Prior to this year’s Super Bowl, New England Patriot quarterback Tom Brady was considered by many to be the greatest quarterback of his generation, and possibly one of the greatest quarterbacks in NFL history. But with the Patriots loss to the New York Giants, Brady’s legacy is taking a beating. Numerous sportswriters, sports talk hosts and bloggers have railed on Brady, blaming him for the loss. Brought into question now are his heart, skill and ability to win another Super Bowl.
While arguably Brady did not have his finest performance in the Super Bowl, the degree of criticism appears to be overblown and misplaced. Forgotten by the critics is the fact that Brady led his team in two consecutive scoring drives just before the end of the first half. The latter drive started on the Patriots’ 4 yard line and ended up being the longest touchdown drive in Super Bowl history. Had the Patriots remained pinned down deep in the own territory, the Giants would likely have received the ball with great field position and with the opportunity to score and change the complexion of the game entirely. Brady also completed 16 straight passes during one stretch in the game. Not too shabby. While Eli Manning’s performance was considered great (30/40, 296 yds, 1 TD), Brady’s Super Bowl statistics (27/41, 276 yds, 2 TD, 1 INT) were similar to Manning’s. Washed up you say? Brady also threw an amazing 39 touchdowns this year and racked up 5,235 passing yards which, if it were not for Drew Brees’ season would have established a new single-season record.

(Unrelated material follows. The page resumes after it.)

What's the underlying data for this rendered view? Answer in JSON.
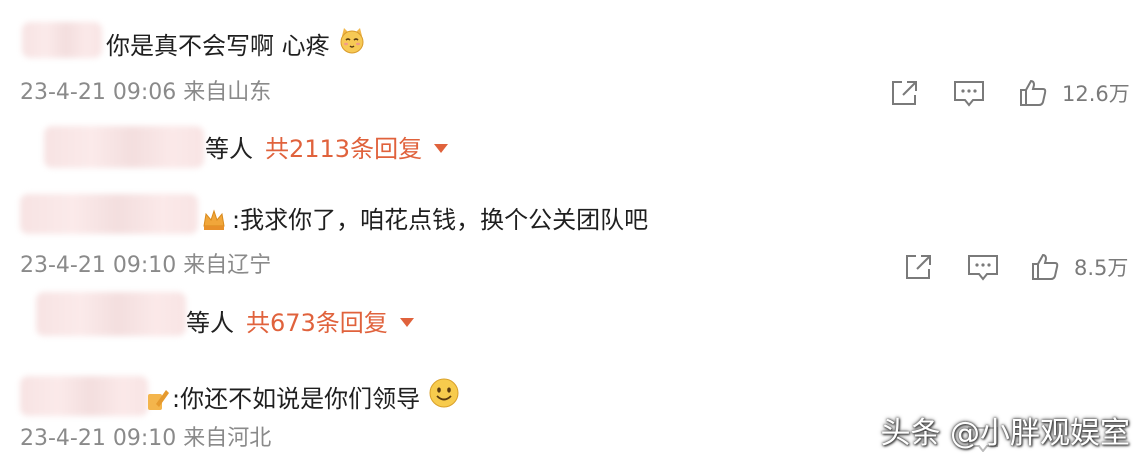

Despite these facts, the overwhelming buzz is that Brady is now a failure and an underachiever, especially in big games. In this case, the sport cliché of “defense wins championships” has vanished much like the vampires that looked into a set of Audi LED headlights during a Super Bowl commercial.
From a human resources perspective, there are lessons to be learned from Brady’s overnight transformation from legend to goat. There are parallels between how Brady is being assessed and common mistakes employers make when conducting performance evaluations. These mistakes include basing evaluations on emotion, ignoring objective criteria, placing too much weight on recent events and being inconsistent in rating similarly situated employees.
Here are five (5) tips employers should follow to ensure that employee evaluations are fair, accurate and productive:
- Performance Reviews should be based facts and not emotion: As a threshold matter, a supervisor conducting the evaluation needs to have an understanding of the employee’s actual performance. The assessment should be based on facts as opposed to assumptions, rumor, innuendo or emotion. In other words, do your homework.
- Use Objective Criteria: Focus on whether the employee is performing the requirements of the job, such as quality and quantity of production. Subjective characteristics such as an employee’s attitude are important and should be considered, but negative ratings about these characteristics should be supported by evidence showing how the conduct impacted the organization and other team members.
- Consider the Entire Evaluation Period: An annual evaluation should be based on the entire year. Avoid placing too much weight on recent events or performance. Feedback should be given on a regular basis. If the employee is effectively managed, there should be no surprises when the annual evaluation is issued.
- Be Consistent: The supervisor should evaluate employees in an objective and consistent manner. Develop criteria and use it for every employee. This will protect against claims of favoritism or unlawful bias.
- Be Positive: The purpose of an evaluation should be to motivate your team member to improve. This will not happen if only negative comments are provided. This does not mean you should sugar coat problems. However, you should give appropriate praise to areas where the employee succeeded. This will also help show that the evaluation was fair and unbiased.
Perhaps if the pundits would have followed some of these suggestions, the post game analysis would have been different and, in my opinion, more fair.
You can see Ken’s session, A Sport Fan’s Guide to Human Resources, at the 22nd Annual SHRM-Atlanta HR Conference at the Cobb Galleria Centre in Atlanta, March 13-14th, 2012.
Ken N. Winkler is a shareholder of Berman Fink Van Horn P.C. Ken’s practice concentrates on advising entrepreneurs, business owners and companies regarding the numerous employment laws and regulations that govern the workplace. Ken’s practice also includes representation of both plaintiffs and defendants in disputes involving restrictive covenants including non-compete, non-solicitation of customers, non-recruitment of employees, non-disclosure/confidential information and trade secrets provisions. Ken obtained his J.D. from The Ohio State University Moritz College of Law and his Bachelor of Science in Business Administration, summa cum laude, from The Ohio State University.